Galloping beats, frenetic double bass drums, rampant tempos and crushing heaviness.
Strip any given power metal song down to the bare bones of the rhythm section and a few simple but key elements emerge: speed, power, accuracy and extreme musical prowess. In respect of the drums, that’s exactly what this collection of MIDI is all about. Think the likes of Helloween, Blind Guardian, Iced Earth, Sabaton and Dragonforce and you’ll hear the galloping beats, the frenetic bass drums, the rampant tempos and, of course, the odd crushing heavy grooves with all the fills and epic parts to go with them.
This collection of MIDI is a full circle compilation covering the fundamentals of what the genre has had to offer thus far – from the classic late ’80s European era that launched the genre, through the often more aggressive and thrash-influenced American style predominant during the 1990s and ending up right where power metal is today: resurgent and ever so vibrant.
This “best of” grooves collection is the perfect match for anyone in need of a plethora of razor-sharp drum foundations for use in any epic metal context.
Works with EZdrummer, EZdrummer 2, Superior Drummer 2 and Superior Drummer 3 (optimized for 1 kick, 1 snare, 3 rack toms, 1 floor tom, 4 crash cymbals, 1 ride cymbal).
Our very own Rikk Currence gives you three reasons why your songs will thank you for using Toontrack drum MIDI.
When and how did you realize you had a passion for music?
From quite a young age, music seemed to me like comic books or movies, as a way to experience new worlds. Having music on while doing something would just make me zone out completely, losing track of time. Of course I didn’t understand the English lyrics at the time, but that didn’t matter. Music alone was enough to intrigue me and has remained to do so ever since.
…and how come you ended up behind the drums?

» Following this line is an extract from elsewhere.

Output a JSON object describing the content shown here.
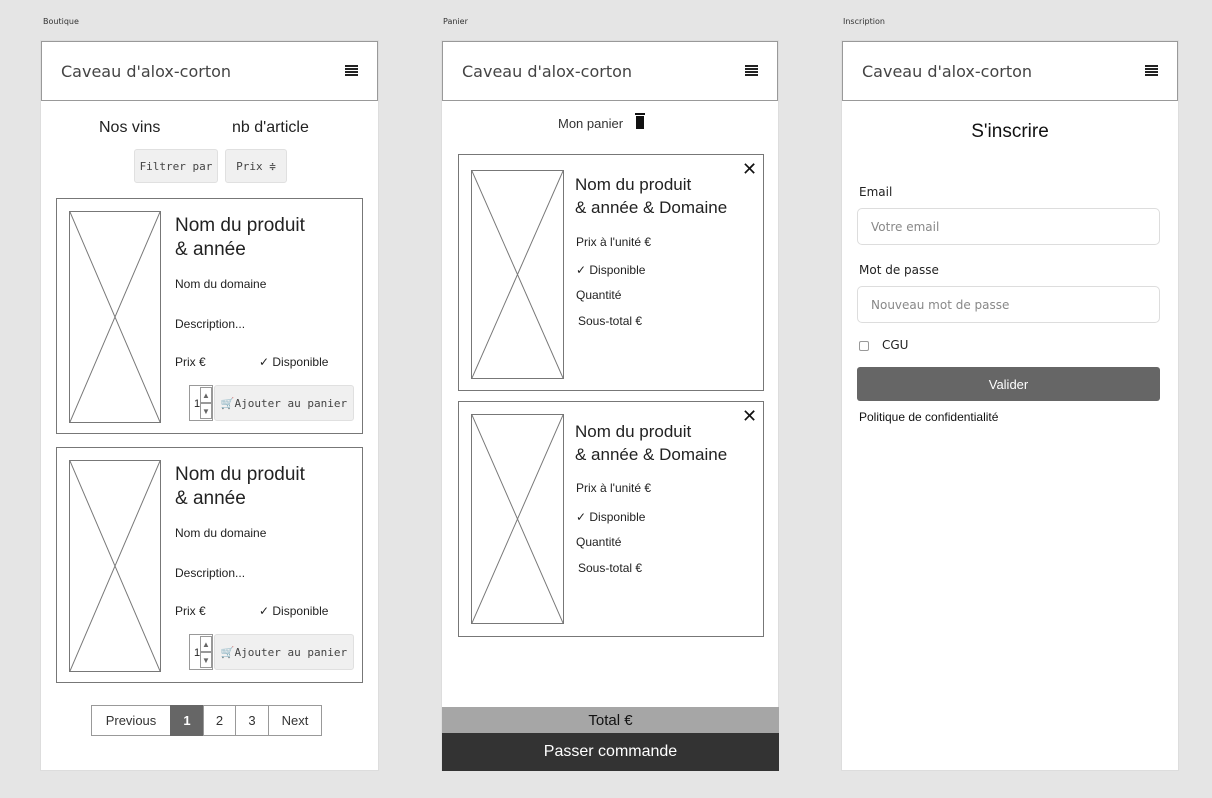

At school I had a great teacher that saw that I had a natural talent for rhythm. So she pushed me to take up drumming, which I did through lessons and later on by joining a local orchestra as a percussionist.
What is your connection to the power metal metal genre, growing up and now?
Growing up, the early Helloween albums were something I listened a lot to. I particularly liked the strong choruses and the fact that they did longer, epic songs with lots of progression. That’s something I look for still to this day; music that contains both huge melodies and progressive elements.
And for this collection of grooves, what bands and drummers would you say inspired you?
The precise and steady work of Dan Zimmermann, Uli Kusch and Scott Columbus. Helloween, Gamma Ray, Blind Guardian and Manowar in general.
Comparing the overall technique and musicianship today with way back in the day when the scene was “new”, it seems drummers on a general level have come a long way. Why do you think that is?
Well, I believe there was just a huge lack of information back then. Old hand-me-down instructional VHS tapes and word of mouth were practically the only way outside the music itself to learn things, at least for me. Nowadays with the internet, and YouTube in particular, it’s all out there for young sponge-minds to soak up. As long as they have the interest, the time and the dedication to learn (and hopefully some friends to jam with), there’s no telling how far tomorrow’s musicians can go.
What was the general train of thought behind this collection of grooves?
I tried to make a sort of best of collection, ranging from the early inventors of the genre such as Helloween, Manowar and Iced earth, on through the late ’90s with bands like Blind guardian, Rhapsody, Grave Digger etc. There are of course some fast tracks in there but I made sure to include some real heavy stompers as well. The power metal genre is quite diverse so I tried to mix things up a bit so it wouldn’t be all double bass all the time (not that there’s anything wrong with it).
Double bass drums or double-pedal?
Definitely double bass drums for the feel and the sheer looks. Double-pedal can be convenient, but if I can avoid it, I will.
Click track or no click track in your headphones on stage?
It depends. Most bands I’ve played with have used backing tracks in some shape or form, so I’m used to the click. I don’t even register, it’s there most of the time. I wouldn’t use it just to keep the beat though.
Best-ever power metal album?
Gamma Ray “Land of the Free”.
Best-ever non-power metal and non-metal album?
Non-power: Devin Townsend “Ocean Machine”. Non-metal: Uriah Heep “Demons and Wizards”.
Dream-team power metal band (with you on the drums!):
Vocals: Chris Valagao. Guitars: Kai Hansen and Yngwie Malmsteen. Bass: Joey DeMaio. Keyboards: Jens Johansson.
Helloween “Keeper of the Seven Keys” (1 & 2)
Blind Guardian “Imaginations from the Other Side”
Symphony X “V: The New Mythology Suite”
Name: Efraim Juntunen
Location: Umeå, Sweden
Who would you like behind the kit for your next song? Dirk Verbeuren, Tomas Haake, John Tempesta, Gene Hoglan, Matt Garstka, Jason Bowld, Matt Halpern? We have drum MIDI performed by some of the world’s top metal drummers. Check out our entire line here.DRUM MIDI